The BBC chairman’s position is untenable, opposition parties have said after a scathing report from MPs about his role in securing an £800,000 loan for Boris Johnson.
The culture committee found Richard Sharp guilty of “significant errors of judgement” in failing to disclose his role in facilitating the credit line for Mr Johnson before he was appointed BBC chairman by the then Prime Minister. This week the BBC chairman was recalled to appear before the committee and the report was published on Sunday.
Lisa Nandy, the shadow secretary, said Mr Sharp’s position was “increasingly untenable”, suggesting he should go if he couldn’t explain himself during an internal BBC investigation.
“It’s getting harder and harder to see how Richard Sharp can continue to play that role,” she told Sky News. “If questions can’t be answered, I think the integrity of the BBC is much more important than one person’s position,” she said.
SNP MP John Nicolson – who sits on the cross-party Digital, Culture, Media and Sport Committee (DCMS), which drafted the report – said he did not see “how to move forward”, and suggested that Rishi’s government Sunak should act now to remove him.
He told the BBC Sunday With Laura Kuenssberg“He’s lost the trust of the BBC staff, that’s very clear – I’ve been inundated with reports from BBC staff that they don’t see how he can run the BBC anymore.”
“We knew he was a big Tory donor… but what he didn’t tell us was that he had facilitated a £800,000 loan for Boris Johnson, the Prime Minister, who then gave him the job – it’s all a bit of a banana republic .” added Mr. Nicolson.
Mr Nicholson also told Sky News’ Sophie Ridge on Sunday: “I don’t see how he can go on. How can he plead the BBC’s case, how can he talk about impartiality, given that he has withheld this vital information from us and given the low level of trust he now enjoys among BBC staff?
“The report I think is quite brutal,” he added, saying that Mr Sharp “has broken the rules… The rules say very clearly that if you apply for a government job like this, you are completely must be open about any conflict of interest.”
Mr Sharp’s failure to tell the DCMS about his meeting with Mr Johnson and Sam Blyth, a distant cousin, who supported the line of credit for Mr Johnson, meant that MPs did not properly assess his suitability for the BBC role. could investigate, the report said.
The report’s humiliating judgment that he should “consider the impact of his omissions” on confidence in the BBC and his own appointment is likely to make it difficult for him to continue.
Andrew Mitchell, a Conservative minister and veteran MP, said decisions on Mr Sharp’s future are “a matter for the BBC” at the end of an internal inquiry and a separate inquiry by the office of the Commissioner for Public Appointments.
But challenged by Laura Kuenssberg that it was ultimately up to the government to appoint and dismiss BBC chairmen, Mitchell insisted it was “largely” a matter for the BBC board to make a recommendation on its future to the government.
Mr Nicolson said the government already has the information it needs to decide whether to ask Mr Sharp to resign. “What are the ministers waiting for?
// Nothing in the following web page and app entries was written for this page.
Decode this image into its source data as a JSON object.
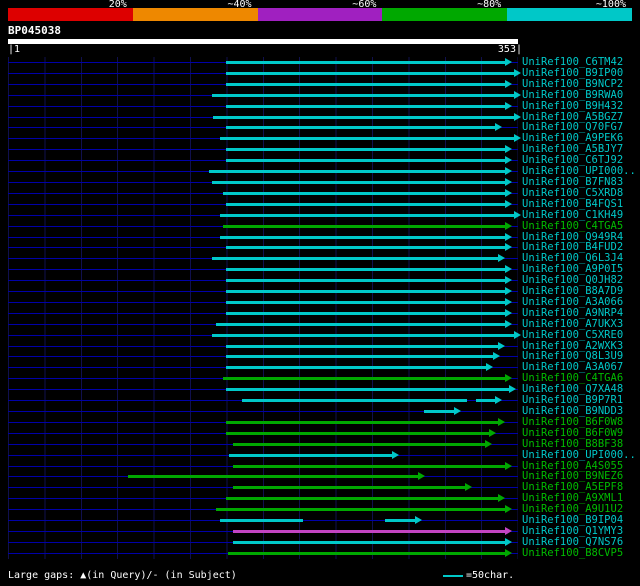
{
  "chart_data": {
    "type": "bar",
    "subtype": "blast-hit-alignment-overview",
    "orientation": "horizontal",
    "grid": true,
    "xlim": [
      1,
      353
    ],
    "query": {
      "name": "BP045038",
      "length": 353,
      "start_label": "|1",
      "end_label": "353|"
    },
    "identity_key": [
      {
        "label": "20%",
        "color": "#dd0000"
      },
      {
        "label": "~40%",
        "color": "#ee8800"
      },
      {
        "label": "~60%",
        "color": "#a020c0"
      },
      {
        "label": "~80%",
        "color": "#00a800"
      },
      {
        "label": "~100%",
        "color": "#00c8c8"
      }
    ],
    "hits": [
      {
        "name": "UniRef100_C6TM42",
        "color": "cyan",
        "spans": [
          [
            152,
            344
          ]
        ]
      },
      {
        "name": "UniRef100_B9IP00",
        "color": "cyan",
        "spans": [
          [
            152,
            350
          ]
        ]
      },
      {
        "name": "UniRef100_B9NCP2",
        "color": "cyan",
        "spans": [
          [
            152,
            344
          ]
        ]
      },
      {
        "name": "UniRef100_B9RWA0",
        "color": "cyan",
        "spans": [
          [
            142,
            350
          ]
        ]
      },
      {
        "name": "UniRef100_B9H432",
        "color": "cyan",
        "spans": [
          [
            152,
            344
          ]
        ]
      },
      {
        "name": "UniRef100_A5BGZ7",
        "color": "cyan",
        "spans": [
          [
            143,
            350
          ]
        ]
      },
      {
        "name": "UniRef100_Q70FG7",
        "color": "cyan",
        "spans": [
          [
            152,
            337
          ]
        ]
      },
      {
        "name": "UniRef100_A9PEK6",
        "color": "cyan",
        "spans": [
          [
            148,
            350
          ]
        ]
      },
      {
        "name": "UniRef100_A5BJY7",
        "color": "cyan",
        "spans": [
          [
            152,
            344
          ]
        ]
      },
      {
        "name": "UniRef100_C6TJ92",
        "color": "cyan",
        "spans": [
          [
            152,
            344
          ]
        ]
      },
      {
        "name": "UniRef100_UPI000..",
        "color": "cyan",
        "spans": [
          [
            140,
            344
          ]
        ]
      },
      {
        "name": "UniRef100_B7FN83",
        "color": "cyan",
        "spans": [
          [
            142,
            344
          ]
        ]
      },
      {
        "name": "UniRef100_C5XRD8",
        "color": "cyan",
        "spans": [
          [
            150,
            344
          ]
        ]
      },
      {
        "name": "UniRef100_B4FQS1",
        "color": "cyan",
        "spans": [
          [
            152,
            344
          ]
        ]
      },
      {
        "name": "UniRef100_C1KH49",
        "color": "cyan",
        "spans": [
          [
            148,
            350
          ]
        ]
      },
      {
        "name": "UniRef100_C4TGA5",
        "color": "green",
        "spans": [
          [
            150,
            344
          ]
        ]
      },
      {
        "name": "UniRef100_Q949R4",
        "color": "cyan",
        "spans": [
          [
            148,
            344
          ]
        ]
      },
      {
        "name": "UniRef100_B4FUD2",
        "color": "cyan",
        "spans": [
          [
            152,
            344
          ]
        ]
      },
      {
        "name": "UniRef100_Q6L3J4",
        "color": "cyan",
        "spans": [
          [
            142,
            339
          ]
        ]
      },
      {
        "name": "UniRef100_A9P0I5",
        "color": "cyan",
        "spans": [
          [
            152,
            344
          ]
        ]
      },
      {
        "name": "UniRef100_Q0JH82",
        "color": "cyan",
        "spans": [
          [
            152,
            344
          ]
        ]
      },
      {
        "name": "UniRef100_B8A7D9",
        "color": "cyan",
        "spans": [
          [
            152,
            344
          ]
        ]
      },
      {
        "name": "UniRef100_A3A066",
        "color": "cyan",
        "spans": [
          [
            152,
            344
          ]
        ]
      },
      {
        "name": "UniRef100_A9NRP4",
        "color": "cyan",
        "spans": [
          [
            152,
            344
          ]
        ]
      },
      {
        "name": "UniRef100_A7UKX3",
        "color": "cyan",
        "spans": [
          [
            145,
            344
          ]
        ]
      },
      {
        "name": "UniRef100_C5XRE0",
        "color": "cyan",
        "spans": [
          [
            142,
            350
          ]
        ]
      },
      {
        "name": "UniRef100_A2WXK3",
        "color": "cyan",
        "spans": [
          [
            152,
            339
          ]
        ]
      },
      {
        "name": "UniRef100_Q8L3U9",
        "color": "cyan",
        "spans": [
          [
            152,
            336
          ]
        ]
      },
      {
        "name": "UniRef100_A3A067",
        "color": "cyan",
        "spans": [
          [
            152,
            331
          ]
        ]
      },
      {
        "name": "UniRef100_C4TGA6",
        "color": "green",
        "spans": [
          [
            150,
            344
          ]
        ]
      },
      {
        "name": "UniRef100_Q7XA48",
        "color": "cyan",
        "spans": [
          [
            152,
            347
          ]
        ]
      },
      {
        "name": "UniRef100_B9P7R1",
        "color": "cyan",
        "spans": [
          [
            163,
            318
          ],
          [
            325,
            337
          ]
        ]
      },
      {
        "name": "UniRef100_B9NDD3",
        "color": "cyan",
        "spans": [
          [
            289,
            309
          ]
        ]
      },
      {
        "name": "UniRef100_B6F0W8",
        "color": "green",
        "spans": [
          [
            152,
            339
          ]
        ]
      },
      {
        "name": "UniRef100_B6F0W9",
        "color": "green",
        "spans": [
          [
            152,
            333
          ]
        ]
      },
      {
        "name": "UniRef100_B8BF38",
        "color": "green",
        "spans": [
          [
            157,
            330
          ]
        ]
      },
      {
        "name": "UniRef100_UPI000..",
        "color": "cyan",
        "spans": [
          [
            154,
            266
          ]
        ]
      },
      {
        "name": "UniRef100_A4S055",
        "color": "green",
        "spans": [
          [
            157,
            344
          ]
        ]
      },
      {
        "name": "UniRef100_B9NEZ6",
        "color": "green",
        "spans": [
          [
            84,
            284
          ]
        ]
      },
      {
        "name": "UniRef100_A5EPF8",
        "color": "green",
        "spans": [
          [
            157,
            316
          ]
        ]
      },
      {
        "name": "UniRef100_A9XML1",
        "color": "green",
        "spans": [
          [
            152,
            339
          ]
        ]
      },
      {
        "name": "UniRef100_A9U1U2",
        "color": "green",
        "spans": [
          [
            145,
            344
          ]
        ]
      },
      {
        "name": "UniRef100_B9IP04",
        "color": "cyan",
        "spans": [
          [
            148,
            204
          ],
          [
            262,
            282
          ]
        ]
      },
      {
        "name": "UniRef100_Q1YMY3",
        "color": "magenta",
        "label_color": "cyan",
        "spans": [
          [
            157,
            344
          ]
        ]
      },
      {
        "name": "UniRef100_Q7NS76",
        "color": "cyan",
        "spans": [
          [
            157,
            344
          ]
        ]
      },
      {
        "name": "UniRef100_B8CVP5",
        "color": "green",
        "spans": [
          [
            153,
            344
          ]
        ]
      }
    ],
    "legend": {
      "gaps": "Large gaps: ▲(in Query)/- (in Subject)",
      "scale": "=50char."
    }
  },
  "colors": {
    "background": "#000000",
    "query_bar": "#ffffff",
    "row_baseline": "#0000a8",
    "gridline": "#10104e",
    "cyan": "#00c8c8",
    "green": "#00a800",
    "magenta": "#c344c3"
  }
}
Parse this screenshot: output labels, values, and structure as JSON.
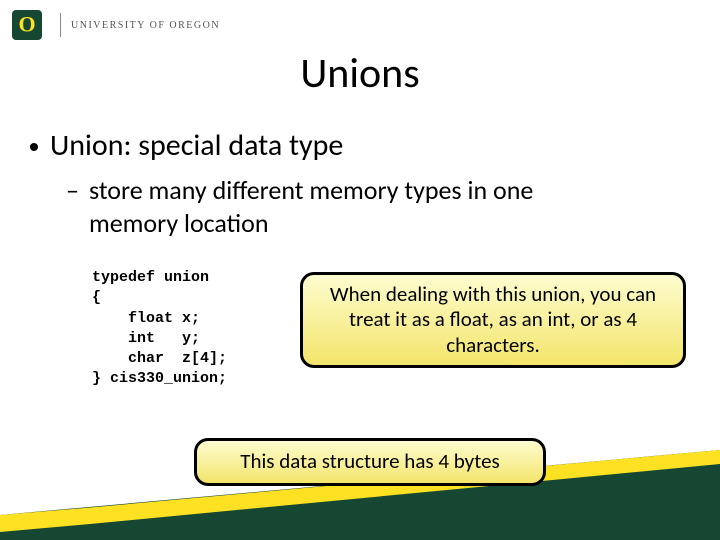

What information do they not have? The facts are obvious.”
Mr Sharp admitted to arranging a meeting between Mr Johnson and Mr Blyth but denied giving any financial advice. A spokesman for Mr Sharp said he “regrets” not telling MPs about his involvement with Mr Blyth “and apologises”.
The DCMS said there was an “unresolved issue” as to why Simon Case, the cabinet secretary, believed Mr Sharp had given financial advice to Mr Johnson, despite Mr Sharp’s denial that it amounted to advice. They called on the Cabinet Office to “clear up the confusion”.
Former culture minister Lord Vaizey said Mr Sharp’s actions were not a “hanging offence”. The Tory colleague told BBC Radio 4 Broadcast house: “You can admit it’s a blunder without saying it’s a violation.”
On whether Mr Sharp’s position was untenable, Mr Mitchell said: “We shouldn’t rush to judgment on that, we should let this process come to an end. And then ultimately it’s a matter for the BBC, of which he is the chairman, to make a final decision.”
Deputy Liberal Democrat leader Daisy Cooper said Mr Johnson “must now also face the music and answer questions from an independent inquiry” – and called on Mr Sunak to ask his ethics adviser to look into the matter.
The report put further pressure on Mr Johnson after it emerged that the Met Police had been asked to reopen its Partygate investigation.
The deputy chairman of the London Assembly’s Police and Crime Committee has written to the Met Commissioner, Mark Rowley, asking if he “takes new information into account when making a decision on reopening the investigation”.
It follows details released by an ITV podcast claiming Downing Street staff confirmed this before completing questionnaires and that 10 officials destroyed evidence before it could investigate the Sue Gray inquiry.